Battleground: But there was some degree of secularisation, wasn’t there? Industrialisation must have had some cultural impact. In Central Europe, fascist intellectuals like Martin Heidegger were especially sensitive to the impact of technology on religion.
ME: I think that secularisation was an inevitable consequence of modernisation and urbanisation. I suspect that rejection of religion in Eastern Europe was also less linked to the “individualism” of the 68’ers in the West. The marked divide between religiosity in Eastern and Western Europe which we see today in opinion polls is more a reflection of institutional belonging and personal faith.
Sociologists distinguish between a so-called believing without belonging in the West versus belonging without believing in the east. Pew Polls recently showed that Eastern European states were some of the most God-fearing in the world, but their church attendance is customarily very, very low.
The conservative “identity politics” in vogue in Eastern Europe, particularly among younger people, is at least partly a consequence of the harsh realities of the transition to market capitalism.
A common complaint on the populist right in Western Europe in recent years has been that politicians and human rights activists lavish attention on minorities and disadvantaged groups at the expense of the “silent majority”.
These politicians then promise to defend workplaces and welfare from migrants or a local, often racialised, underclass; thus we have a political formation in Western Europe which blends xenophobia and social conservatism with a defence of the remnants of the welfare state (albeit from outsiders.)
That formation has only really risen to political prominence in Western Europe over the past decade since the 2008 financial crash, when welfare states could be defended *from* the migrant other. But it was the norm in many Eastern European states since long before then.
There was one key difference: the strong link between welfarism and social conservatism was often sold as defending “ordinary people” against the ravages of the new free market.
This kind of “proto-populism” is frequently beneath the banner of nominally left-wing parties in Romania, Bulgaria, the Czech Republic, Moldova, Russia, and Ukraine; meanwhile avowedly left-wing parties which try to work minority rights and defence for individual freedoms into their political programmes are met with blank stares at these foibles of an out-of-touch “liberalism”.
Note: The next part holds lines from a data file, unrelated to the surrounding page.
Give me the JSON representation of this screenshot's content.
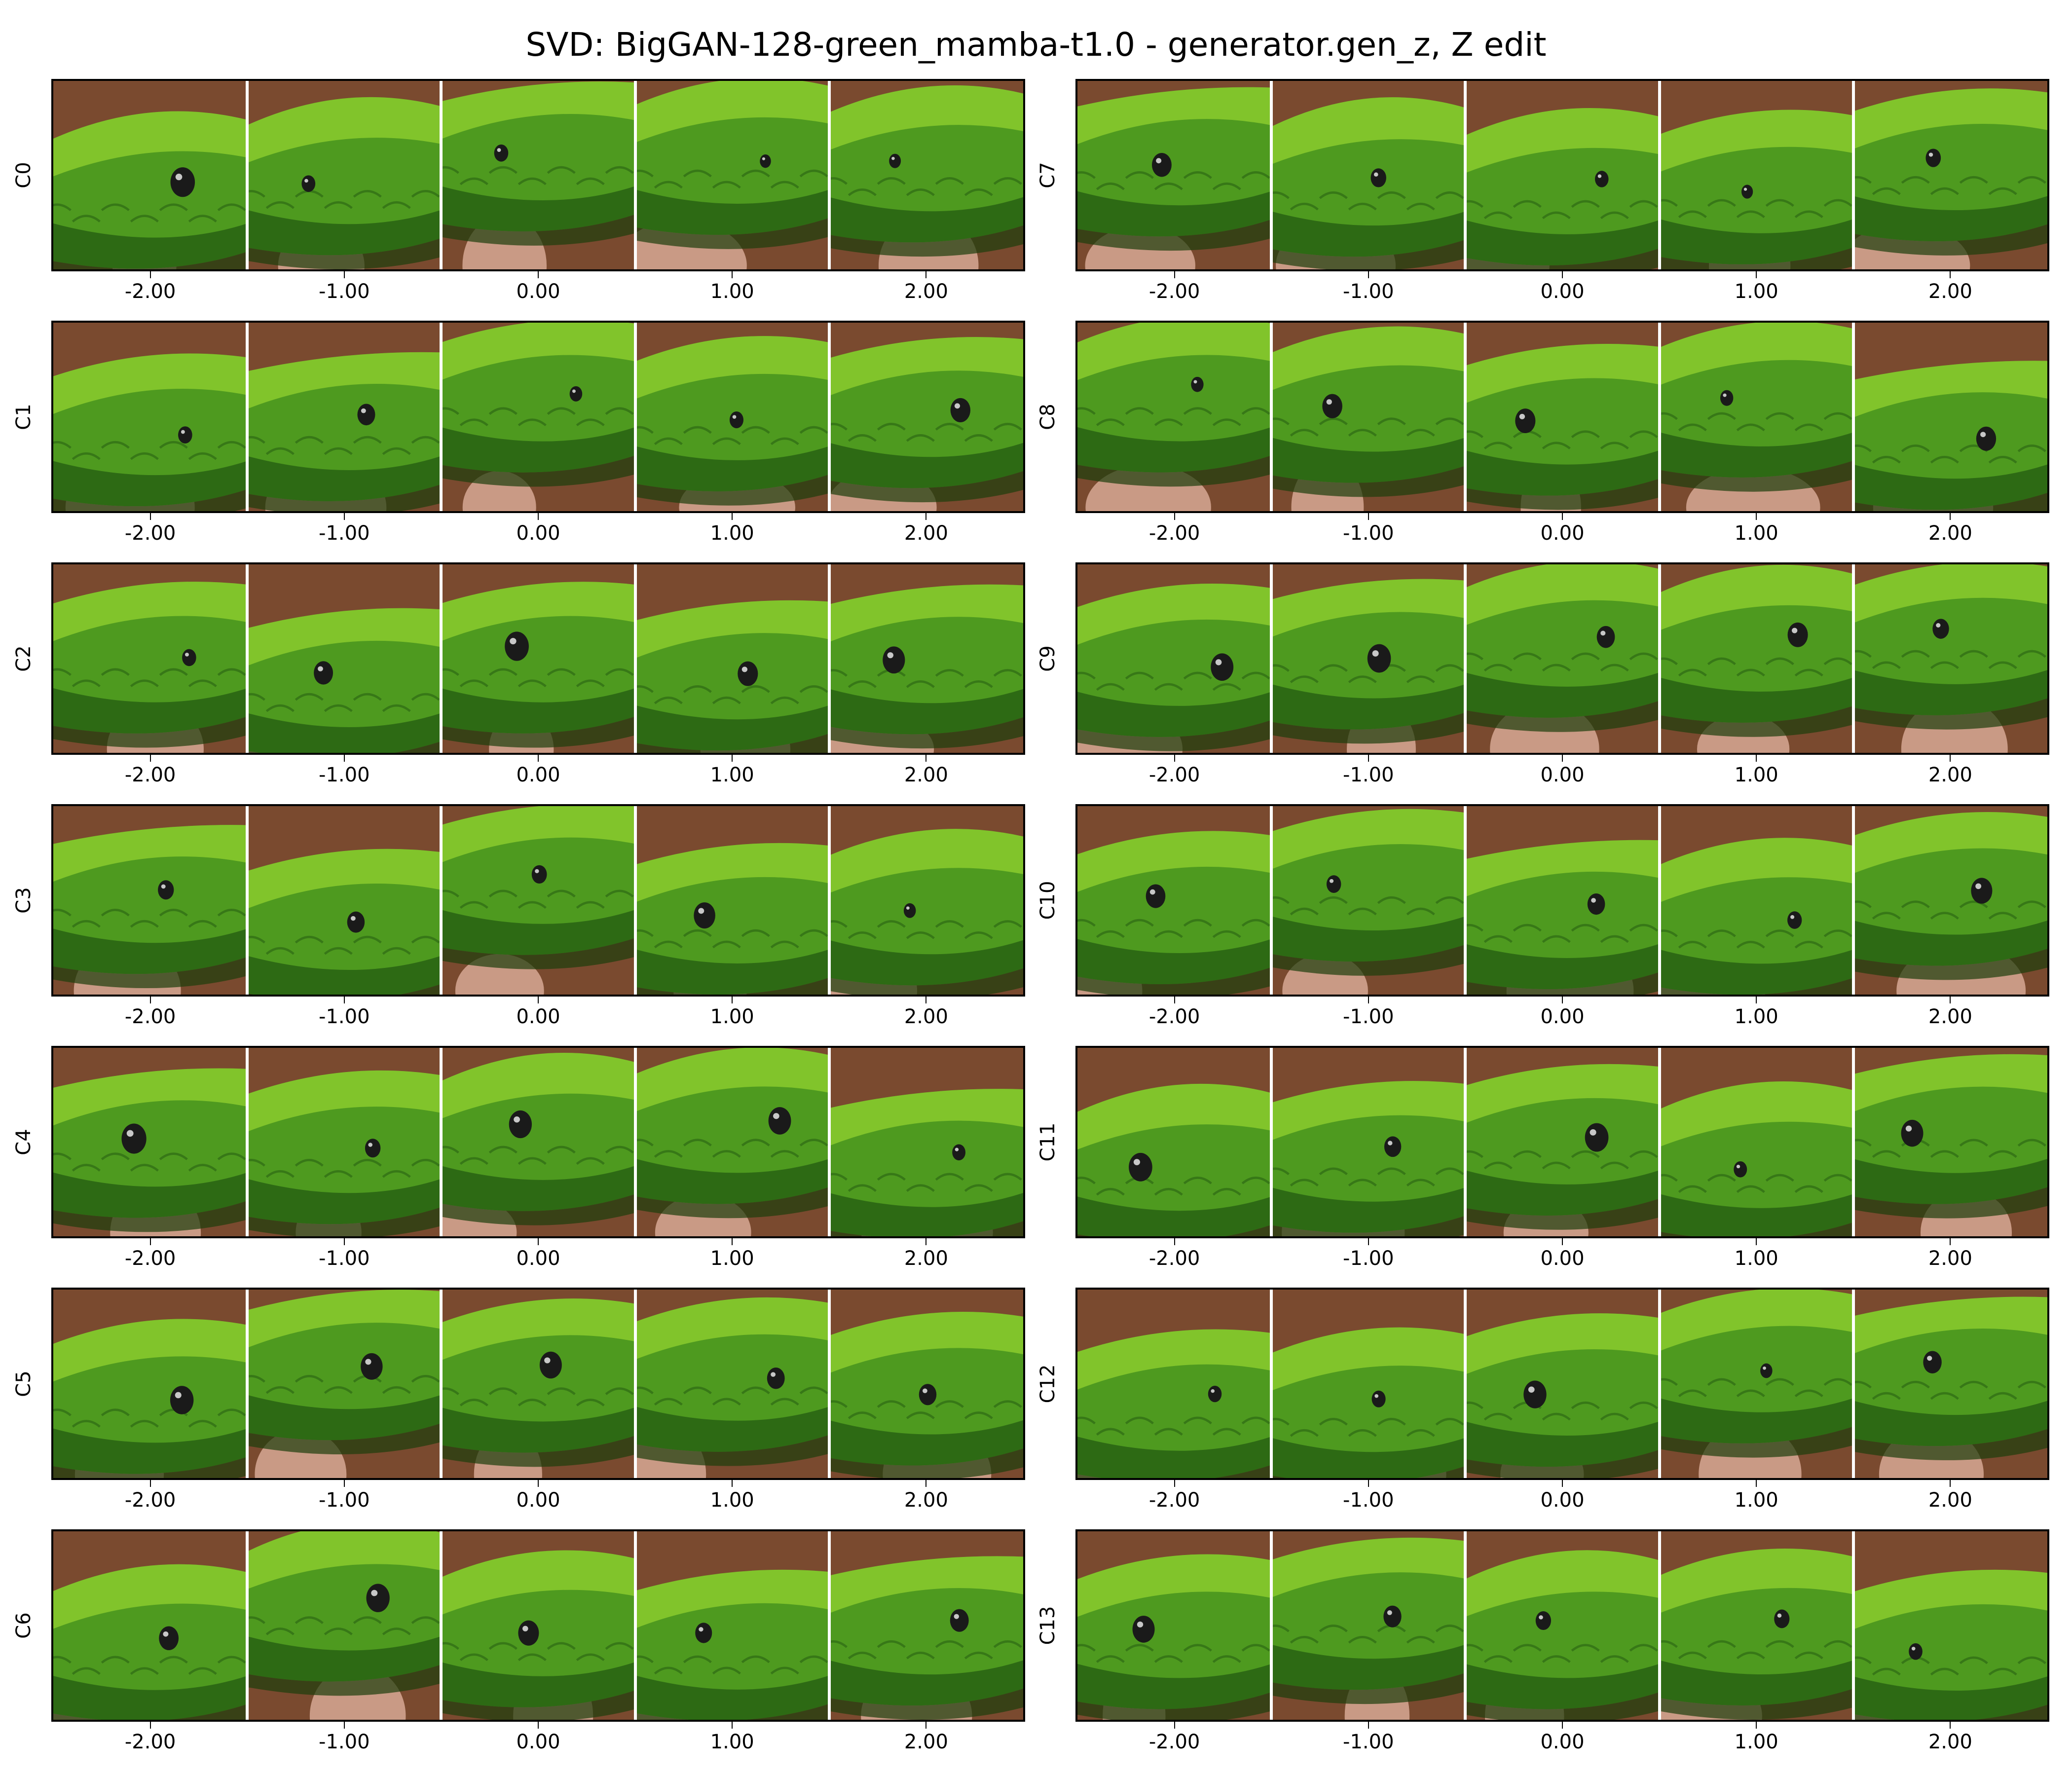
{
  "title": "SVD: BigGAN-128-green_mamba-t1.0 - generator.gen_z, Z edit",
  "tick_labels": [
    "-2.00",
    "-1.00",
    "0.00",
    "1.00",
    "2.00"
  ],
  "components": [
    "C0",
    "C1",
    "C2",
    "C3",
    "C4",
    "C5",
    "C6",
    "C7",
    "C8",
    "C9",
    "C10",
    "C11",
    "C12",
    "C13"
  ],
  "images_per_row": 5,
  "image_subject": "green-mamba-head",
  "colors": {
    "scale_light": "#8fce2e",
    "scale_mid": "#4e9a1f",
    "scale_dark": "#2d6a14",
    "scale_shadow": "#1c3d0c",
    "skin": "#c99a85",
    "background_brown": "#7a4a2f",
    "eye": "#1a1a1a",
    "separator": "#ffffff"
  }
}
Western European journalists have been conditioned for 25 years to see the region as one in transition to an ideal type which their own societies represent. I think that as the EU is increasingly rocked by internal disputes, that paradigm is changing.
The autocracy of an Orbán or Aleksandar Vučić is quite supple and avant-garde in a lot of ways. So this is one of several reasons why I keep saying that Eastern Europe is ahead of the curve.
Photograph courtesy of Maxim Edwards. All rights reserved.